The above-mentioned are only a portion of Mar’s successful contributions to the development of our country. These contributions, however, are seemingly not enough for him to capture the presidency come May elections. And I doubt if he can overturn all known odds into his favor, especially that the election is only a few months away.

Recent events have really been unkind to Mar, particularly the typhoon Yolanda, which has curtailed his political ambitions. His rivals have used his rather distasteful response to help out the victims, to disintegrate the very fabric of his leadership capability through commissioned media reports [here and there]. Because of this, together with the Mamasapano tragedy, MRT and traffic conundrums, his “sacrifice” when he gave way to Aquino in 2010, might just go down the drain, especially that he has nothing left to do [in the political arena] at least over the span of three years should he lose this election.

Mar Roxas would have been a brilliant president, prolly better than Aquino. But Mar is far from becoming a peoples’ president. Because in a country like ours where democracy has gone beyond what it’s supposed to stand for, a Mar Roxas is but a character actor, only enough for a supporting role.

What he needs now, maybe, is either a miracle or a tragedy in his life that may stage a Cory magic-like effect. Because as we all know, presidency is destiny. The universe always has the final say. It’ll either conspire for you or otherwise.

And Mar [with everything he’s done, noble and at times funny, with everything he’s sacrificed and willing to sacrifice further in the name of being a president like his grandfather, and much-loved politicians like his father and brother] certainly needs divine intervention, more than anything else.

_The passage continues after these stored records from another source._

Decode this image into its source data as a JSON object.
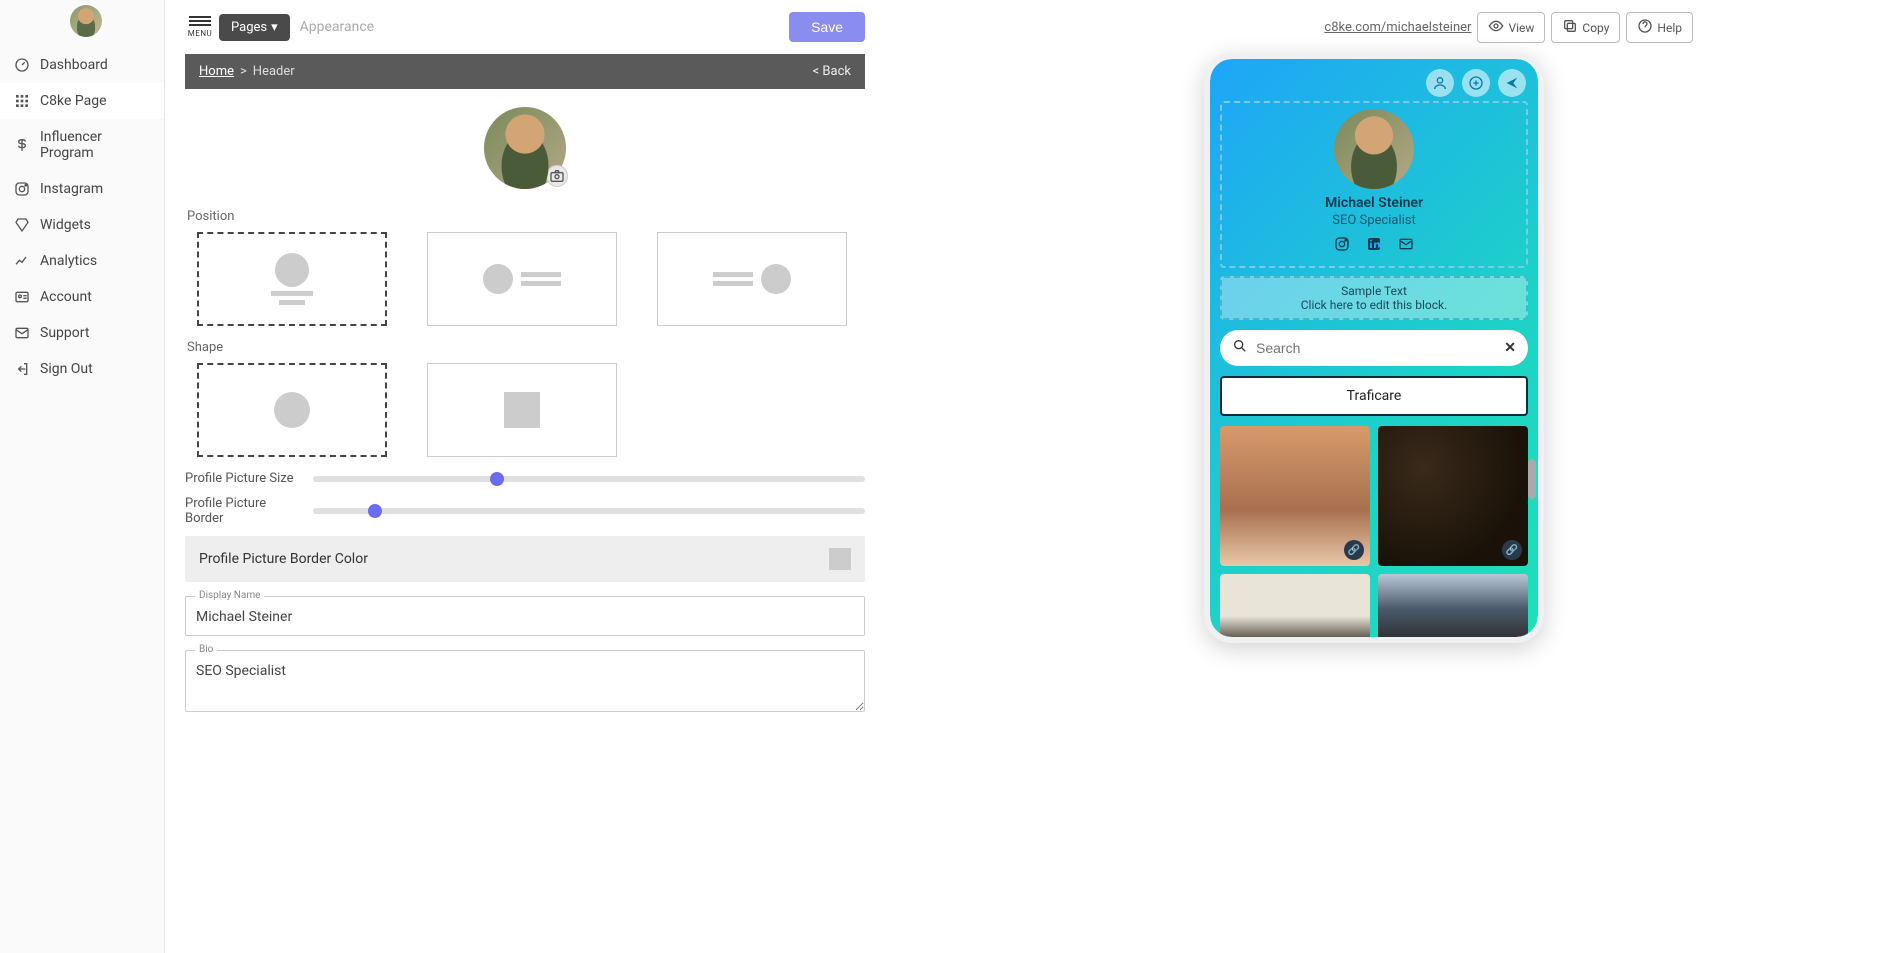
{
  "sidebar": {
    "items": [
      {
        "label": "Dashboard"
      },
      {
        "label": "C8ke Page"
      },
      {
        "label": "Influencer Program"
      },
      {
        "label": "Instagram"
      },
      {
        "label": "Widgets"
      },
      {
        "label": "Analytics"
      },
      {
        "label": "Account"
      },
      {
        "label": "Support"
      },
      {
        "label": "Sign Out"
      }
    ]
  },
  "topbar": {
    "menu_label": "MENU",
    "pages_label": "Pages",
    "appearance_label": "Appearance",
    "save_label": "Save"
  },
  "breadcrumb": {
    "home": "Home",
    "header": "Header",
    "back": "< Back"
  },
  "editor": {
    "position_label": "Position",
    "shape_label": "Shape",
    "size_label": "Profile Picture Size",
    "border_label": "Profile Picture Border",
    "border_color_label": "Profile Picture Border Color",
    "border_color": "#cccccc",
    "size_value_pct": 32,
    "border_value_pct": 10,
    "display_name_label": "Display Name",
    "display_name_value": "Michael Steiner",
    "bio_label": "Bio",
    "bio_value": "SEO Specialist"
  },
  "right": {
    "url": "c8ke.com/michaelsteiner",
    "view": "View",
    "copy": "Copy",
    "help": "Help"
  },
  "preview": {
    "name": "Michael Steiner",
    "bio": "SEO Specialist",
    "sample_title": "Sample Text",
    "sample_sub": "Click here to edit this block.",
    "search_placeholder": "Search",
    "traficare": "Traficare"
  }
}
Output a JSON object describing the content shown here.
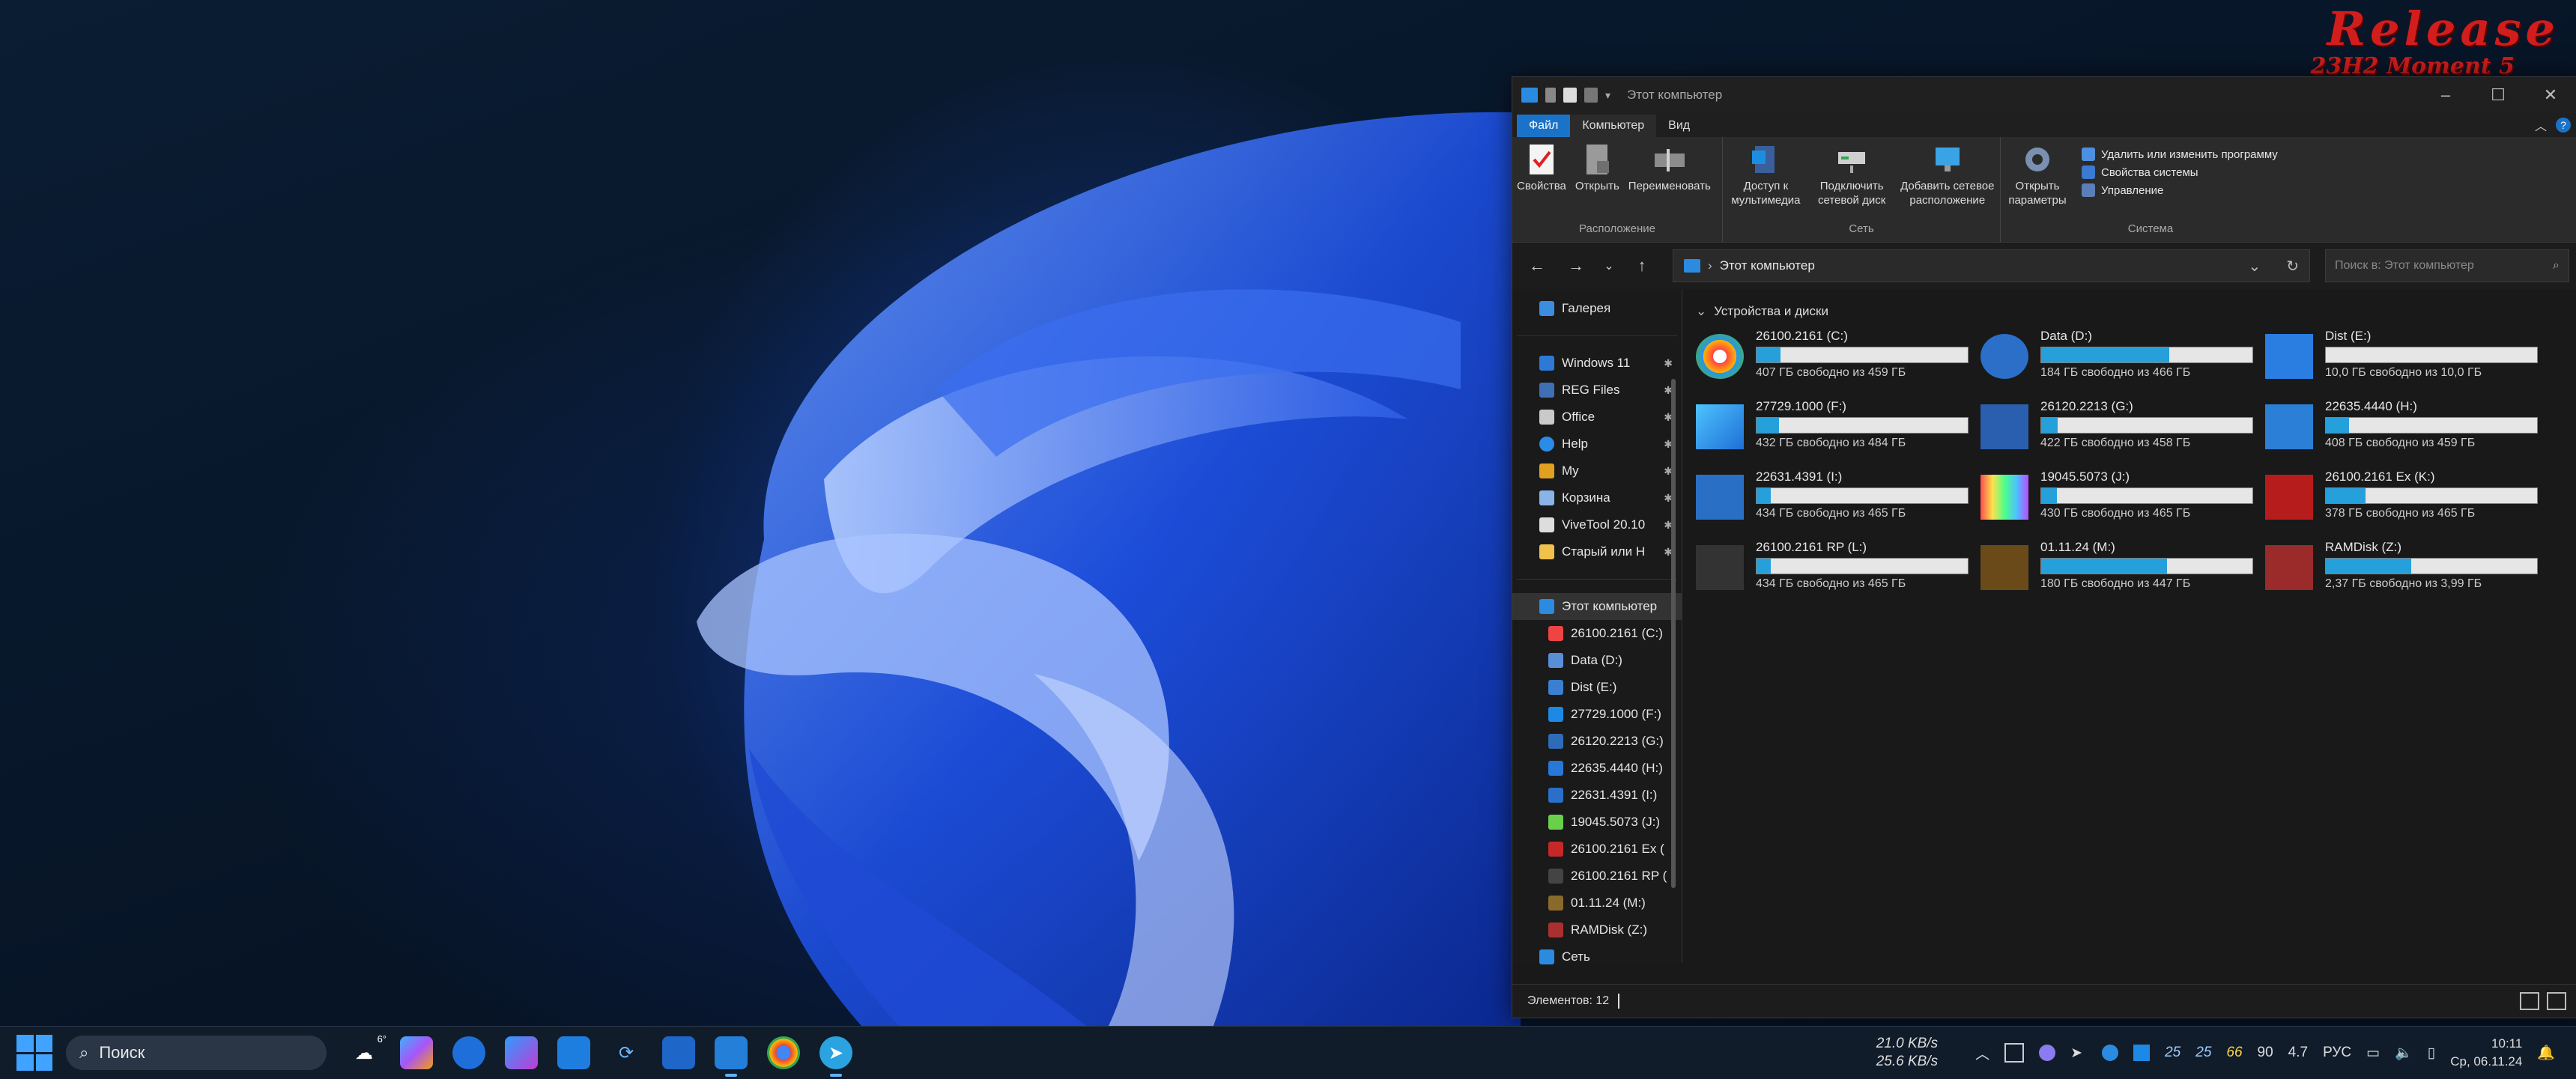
{
  "desktop": {
    "release_title": "Release",
    "release_subtitle": "23H2 Moment 5"
  },
  "explorer": {
    "title": "Этот компьютер",
    "tabs": [
      "Файл",
      "Компьютер",
      "Вид"
    ],
    "ribbon": {
      "location_group": "Расположение",
      "network_group": "Сеть",
      "system_group": "Система",
      "properties": "Свойства",
      "open": "Открыть",
      "rename": "Переименовать",
      "media_access": "Доступ к мультимедиа",
      "map_drive": "Подключить сетевой диск",
      "add_network_location": "Добавить сетевое расположение",
      "open_settings": "Открыть параметры",
      "uninstall": "Удалить или изменить программу",
      "system_properties": "Свойства системы",
      "manage": "Управление"
    },
    "address": "Этот компьютер",
    "search_placeholder": "Поиск в: Этот компьютер",
    "nav": {
      "gallery": "Галерея",
      "pinned": [
        "Windows 11",
        "REG Files",
        "Office",
        "Help",
        "My",
        "Корзина",
        "ViveTool 20.10",
        "Старый или Н"
      ],
      "this_pc": "Этот компьютер",
      "drives": [
        "26100.2161 (C:)",
        "Data (D:)",
        "Dist (E:)",
        "27729.1000 (F:)",
        "26120.2213 (G:)",
        "22635.4440 (H:)",
        "22631.4391 (I:)",
        "19045.5073 (J:)",
        "26100.2161 Ex (",
        "26100.2161 RP (",
        "01.11.24 (M:)",
        "RAMDisk (Z:)"
      ],
      "network": "Сеть"
    },
    "section_title": "Устройства и диски",
    "drives": [
      {
        "name": "26100.2161 (C:)",
        "free": "407 ГБ свободно из 459 ГБ",
        "used": 0.113
      },
      {
        "name": "Data (D:)",
        "free": "184 ГБ свободно из 466 ГБ",
        "used": 0.605
      },
      {
        "name": "Dist (E:)",
        "free": "10,0 ГБ свободно из 10,0 ГБ",
        "used": 0.0
      },
      {
        "name": "27729.1000 (F:)",
        "free": "432 ГБ свободно из 484 ГБ",
        "used": 0.107
      },
      {
        "name": "26120.2213 (G:)",
        "free": "422 ГБ свободно из 458 ГБ",
        "used": 0.079
      },
      {
        "name": "22635.4440 (H:)",
        "free": "408 ГБ свободно из 459 ГБ",
        "used": 0.111
      },
      {
        "name": "22631.4391 (I:)",
        "free": "434 ГБ свободно из 465 ГБ",
        "used": 0.067
      },
      {
        "name": "19045.5073 (J:)",
        "free": "430 ГБ свободно из 465 ГБ",
        "used": 0.075
      },
      {
        "name": "26100.2161 Ex (K:)",
        "free": "378 ГБ свободно из 465 ГБ",
        "used": 0.187
      },
      {
        "name": "26100.2161 RP (L:)",
        "free": "434 ГБ свободно из 465 ГБ",
        "used": 0.067
      },
      {
        "name": "01.11.24 (M:)",
        "free": "180 ГБ свободно из 447 ГБ",
        "used": 0.597
      },
      {
        "name": "RAMDisk (Z:)",
        "free": "2,37 ГБ свободно из 3,99 ГБ",
        "used": 0.406
      }
    ],
    "status": "Элементов: 12"
  },
  "taskbar": {
    "search_placeholder": "Поиск",
    "weather_temp": "6°",
    "net_down": "21.0 KB/s",
    "net_up": "25.6 KB/s",
    "tray_values": [
      "25",
      "25",
      "66",
      "90",
      "4.7"
    ],
    "language": "РУС",
    "time": "10:11",
    "date": "Ср, 06.11.24"
  }
}
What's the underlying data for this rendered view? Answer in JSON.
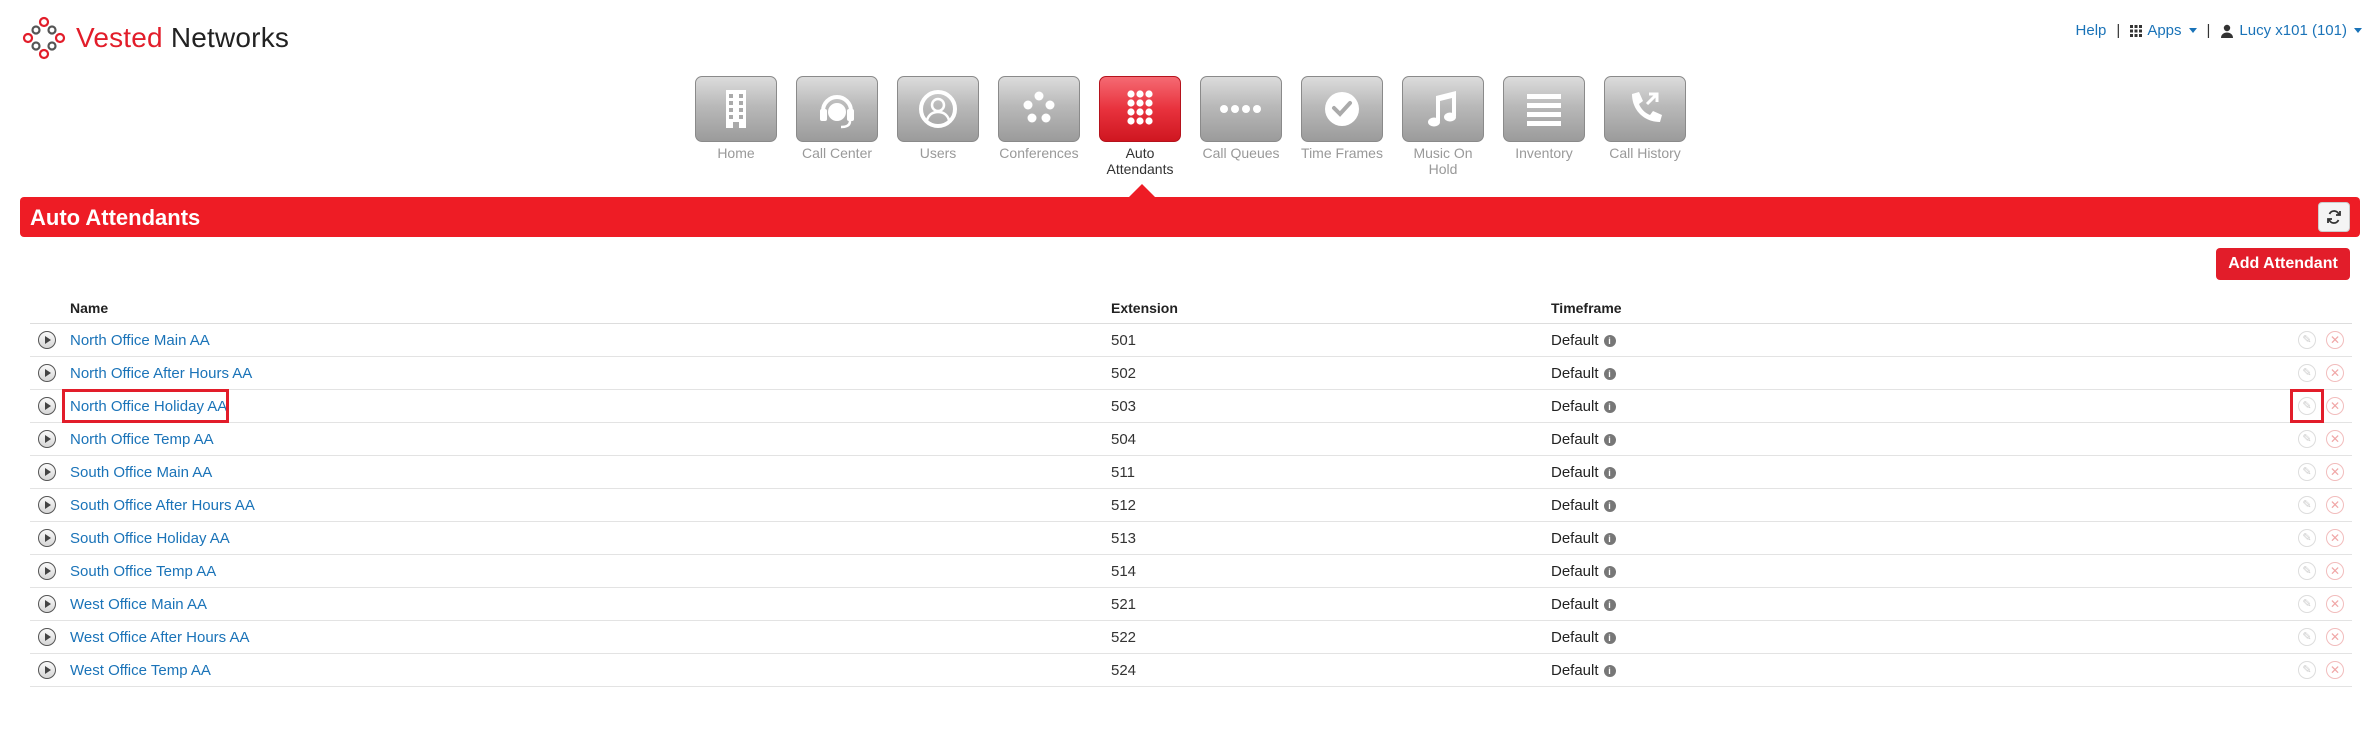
{
  "brand": {
    "word1": "Vested",
    "word2": "Networks",
    "accent_color": "#ee1c25"
  },
  "topnav": {
    "help": "Help",
    "apps": "Apps",
    "user": "Lucy x101 (101)",
    "sep": "|"
  },
  "apps": [
    {
      "label": "Home",
      "icon": "building-icon"
    },
    {
      "label": "Call Center",
      "icon": "headset-icon"
    },
    {
      "label": "Users",
      "icon": "users-icon"
    },
    {
      "label": "Conferences",
      "icon": "conference-icon"
    },
    {
      "label": "Auto Attendants",
      "icon": "keypad-icon",
      "active": true
    },
    {
      "label": "Call Queues",
      "icon": "queue-dots-icon"
    },
    {
      "label": "Time Frames",
      "icon": "clock-icon"
    },
    {
      "label": "Music On Hold",
      "icon": "music-note-icon"
    },
    {
      "label": "Inventory",
      "icon": "list-lines-icon"
    },
    {
      "label": "Call History",
      "icon": "phone-history-icon"
    }
  ],
  "page": {
    "title": "Auto Attendants",
    "add_button": "Add Attendant"
  },
  "table": {
    "columns": [
      "Name",
      "Extension",
      "Timeframe"
    ],
    "rows": [
      {
        "name": "North Office Main AA",
        "ext": "501",
        "timeframe": "Default"
      },
      {
        "name": "North Office After Hours AA",
        "ext": "502",
        "timeframe": "Default"
      },
      {
        "name": "North Office Holiday AA",
        "ext": "503",
        "timeframe": "Default"
      },
      {
        "name": "North Office Temp AA",
        "ext": "504",
        "timeframe": "Default"
      },
      {
        "name": "South Office Main AA",
        "ext": "511",
        "timeframe": "Default"
      },
      {
        "name": "South Office After Hours AA",
        "ext": "512",
        "timeframe": "Default"
      },
      {
        "name": "South Office Holiday AA",
        "ext": "513",
        "timeframe": "Default"
      },
      {
        "name": "South Office Temp AA",
        "ext": "514",
        "timeframe": "Default"
      },
      {
        "name": "West Office Main AA",
        "ext": "521",
        "timeframe": "Default"
      },
      {
        "name": "West Office After Hours AA",
        "ext": "522",
        "timeframe": "Default"
      },
      {
        "name": "West Office Temp AA",
        "ext": "524",
        "timeframe": "Default"
      }
    ]
  }
}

I am not fearful of death for it is the most beautiful poetry a shattered soul could ever utter. I am not fearful of death as words spoken on thin air stay alive even in hereafter.

But I am fearful of leaving you, of not being able to touch you, of not being with you as you make your dreams real, of not being the person who you would share both the beauty and madness of this world with.

My fear is more than what you could only see in your mind’s eye. It would nonetheless be the most tragic moment for me to not let you feel my love when I depart from here, and vanish into the unknown.

It creeps the hell out of me, to imagine you weeping as you wallow into countless stories of pain, with me sharing the same sorrow from a place just a breath away yet invisible to you when I leave.

But again, I am not fearful of death because in me, you will reside forever. And even like a thorn stuck in my heart that causes unimaginable pain, you will stay as the most beautiful poetry I’ve ever uttered.

I am not fearful of death, especially when it is the only possible way for me to stop loving you. You who never saw me, not even the shadow of my anatomy when it’s only a step behind you.

You are my masterpiece, my poetry, and the reason of my withering, not flesh, but essence.